• YOUR GOAL: The records below are to be reproduced exactly, with every picture left out.

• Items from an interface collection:
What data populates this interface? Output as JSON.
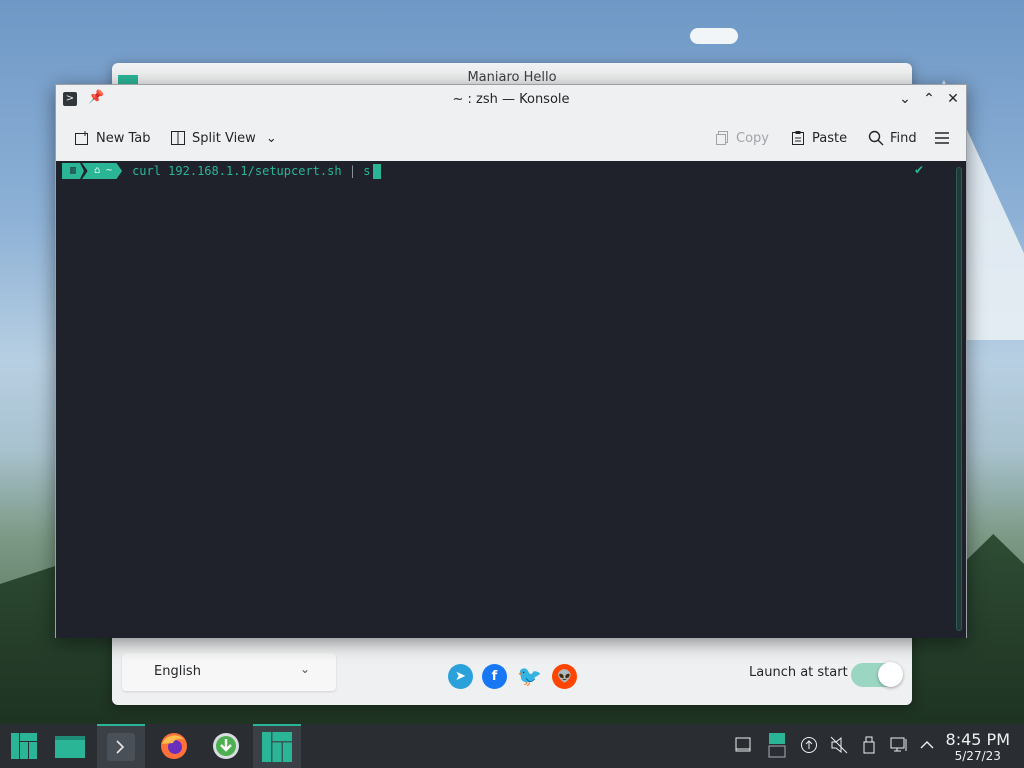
{
  "hello_window": {
    "title": "Maniaro Hello",
    "language_value": "English",
    "launch_label": "Launch at start",
    "launch_enabled": true,
    "social_icons": [
      "telegram-icon",
      "facebook-icon",
      "twitter-icon",
      "reddit-icon"
    ],
    "social_glyphs": [
      "➤",
      "f",
      "🐦",
      "👽"
    ],
    "social_colors": [
      "#2aa1da",
      "#1877f2",
      "#1da1f2",
      "#ff4500"
    ]
  },
  "konsole": {
    "title": "~ : zsh — Konsole",
    "toolbar": {
      "new_tab": "New Tab",
      "split_view": "Split View",
      "copy": "Copy",
      "paste": "Paste",
      "find": "Find"
    },
    "prompt": {
      "dir_glyph": "⌂ ~",
      "command": "curl 192.168.1.1/setupcert.sh | s"
    }
  },
  "taskbar": {
    "time": "8:45 PM",
    "date": "5/27/23"
  },
  "colors": {
    "accent": "#2bb597",
    "terminal_bg": "#1f222a",
    "taskbar_bg": "#2a2e32"
  }
}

• TASK RESULT:
What data populates this interface? Output as JSON.
{
  "hello_window": {
    "title": "Maniaro Hello",
    "language_value": "English",
    "launch_label": "Launch at start",
    "launch_enabled": true,
    "social_icons": [
      "telegram-icon",
      "facebook-icon",
      "twitter-icon",
      "reddit-icon"
    ],
    "social_glyphs": [
      "➤",
      "f",
      "🐦",
      "👽"
    ],
    "social_colors": [
      "#2aa1da",
      "#1877f2",
      "#1da1f2",
      "#ff4500"
    ]
  },
  "konsole": {
    "title": "~ : zsh — Konsole",
    "toolbar": {
      "new_tab": "New Tab",
      "split_view": "Split View",
      "copy": "Copy",
      "paste": "Paste",
      "find": "Find"
    },
    "prompt": {
      "dir_glyph": "⌂ ~",
      "command": "curl 192.168.1.1/setupcert.sh | s"
    }
  },
  "taskbar": {
    "time": "8:45 PM",
    "date": "5/27/23"
  },
  "colors": {
    "accent": "#2bb597",
    "terminal_bg": "#1f222a",
    "taskbar_bg": "#2a2e32"
  }
}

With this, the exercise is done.